RECORDS FOR THE EXERCISE

[Start of Attachment]

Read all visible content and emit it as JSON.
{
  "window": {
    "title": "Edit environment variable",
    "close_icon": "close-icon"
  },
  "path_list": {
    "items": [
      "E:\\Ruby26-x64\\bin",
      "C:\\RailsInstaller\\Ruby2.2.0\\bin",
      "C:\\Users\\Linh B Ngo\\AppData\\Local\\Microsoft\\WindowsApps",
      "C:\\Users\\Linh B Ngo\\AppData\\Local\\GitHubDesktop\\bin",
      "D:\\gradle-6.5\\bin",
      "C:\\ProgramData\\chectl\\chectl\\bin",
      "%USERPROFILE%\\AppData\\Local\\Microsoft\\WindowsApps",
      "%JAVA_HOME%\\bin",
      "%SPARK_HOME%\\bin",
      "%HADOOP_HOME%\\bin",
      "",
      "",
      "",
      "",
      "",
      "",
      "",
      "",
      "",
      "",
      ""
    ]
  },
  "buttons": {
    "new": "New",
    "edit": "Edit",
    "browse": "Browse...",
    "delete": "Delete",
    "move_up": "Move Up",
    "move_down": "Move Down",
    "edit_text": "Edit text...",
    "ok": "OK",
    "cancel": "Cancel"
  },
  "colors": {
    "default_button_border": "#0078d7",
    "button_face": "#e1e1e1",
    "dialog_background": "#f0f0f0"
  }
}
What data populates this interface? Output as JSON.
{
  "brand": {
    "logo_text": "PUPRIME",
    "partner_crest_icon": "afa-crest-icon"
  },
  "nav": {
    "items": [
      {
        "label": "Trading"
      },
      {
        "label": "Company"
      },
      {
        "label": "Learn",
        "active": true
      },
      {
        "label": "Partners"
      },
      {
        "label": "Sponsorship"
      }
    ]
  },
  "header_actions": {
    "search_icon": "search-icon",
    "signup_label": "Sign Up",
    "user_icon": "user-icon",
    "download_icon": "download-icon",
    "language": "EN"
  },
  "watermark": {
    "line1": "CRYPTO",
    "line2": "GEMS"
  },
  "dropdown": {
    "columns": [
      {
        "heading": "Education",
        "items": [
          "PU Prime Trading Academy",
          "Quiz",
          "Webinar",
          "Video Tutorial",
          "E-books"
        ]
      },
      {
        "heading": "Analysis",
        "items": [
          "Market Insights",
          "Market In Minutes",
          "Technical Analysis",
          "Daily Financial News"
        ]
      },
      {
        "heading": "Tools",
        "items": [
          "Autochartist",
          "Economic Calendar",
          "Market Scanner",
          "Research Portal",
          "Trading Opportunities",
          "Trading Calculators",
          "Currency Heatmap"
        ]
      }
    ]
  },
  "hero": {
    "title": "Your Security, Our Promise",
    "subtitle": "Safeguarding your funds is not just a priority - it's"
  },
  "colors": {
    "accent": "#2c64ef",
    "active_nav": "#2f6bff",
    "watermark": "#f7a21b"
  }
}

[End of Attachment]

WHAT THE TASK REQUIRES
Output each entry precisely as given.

SOLUTION
Read all visible content and emit it as JSON.
{
  "window": {
    "title": "Edit environment variable",
    "close_icon": "close-icon"
  },
  "path_list": {
    "items": [
      "E:\\Ruby26-x64\\bin",
      "C:\\RailsInstaller\\Ruby2.2.0\\bin",
      "C:\\Users\\Linh B Ngo\\AppData\\Local\\Microsoft\\WindowsApps",
      "C:\\Users\\Linh B Ngo\\AppData\\Local\\GitHubDesktop\\bin",
      "D:\\gradle-6.5\\bin",
      "C:\\ProgramData\\chectl\\chectl\\bin",
      "%USERPROFILE%\\AppData\\Local\\Microsoft\\WindowsApps",
      "%JAVA_HOME%\\bin",
      "%SPARK_HOME%\\bin",
      "%HADOOP_HOME%\\bin",
      "",
      "",
      "",
      "",
      "",
      "",
      "",
      "",
      "",
      "",
      ""
    ]
  },
  "buttons": {
    "new": "New",
    "edit": "Edit",
    "browse": "Browse...",
    "delete": "Delete",
    "move_up": "Move Up",
    "move_down": "Move Down",
    "edit_text": "Edit text...",
    "ok": "OK",
    "cancel": "Cancel"
  },
  "colors": {
    "default_button_border": "#0078d7",
    "button_face": "#e1e1e1",
    "dialog_background": "#f0f0f0"
  }
}
What data populates this interface? Output as JSON.
{
  "brand": {
    "logo_text": "PUPRIME",
    "partner_crest_icon": "afa-crest-icon"
  },
  "nav": {
    "items": [
      {
        "label": "Trading"
      },
      {
        "label": "Company"
      },
      {
        "label": "Learn",
        "active": true
      },
      {
        "label": "Partners"
      },
      {
        "label": "Sponsorship"
      }
    ]
  },
  "header_actions": {
    "search_icon": "search-icon",
    "signup_label": "Sign Up",
    "user_icon": "user-icon",
    "download_icon": "download-icon",
    "language": "EN"
  },
  "watermark": {
    "line1": "CRYPTO",
    "line2": "GEMS"
  },
  "dropdown": {
    "columns": [
      {
        "heading": "Education",
        "items": [
          "PU Prime Trading Academy",
          "Quiz",
          "Webinar",
          "Video Tutorial",
          "E-books"
        ]
      },
      {
        "heading": "Analysis",
        "items": [
          "Market Insights",
          "Market In Minutes",
          "Technical Analysis",
          "Daily Financial News"
        ]
      },
      {
        "heading": "Tools",
        "items": [
          "Autochartist",
          "Economic Calendar",
          "Market Scanner",
          "Research Portal",
          "Trading Opportunities",
          "Trading Calculators",
          "Currency Heatmap"
        ]
      }
    ]
  },
  "hero": {
    "title": "Your Security, Our Promise",
    "subtitle": "Safeguarding your funds is not just a priority - it's"
  },
  "colors": {
    "accent": "#2c64ef",
    "active_nav": "#2f6bff",
    "watermark": "#f7a21b"
  }
}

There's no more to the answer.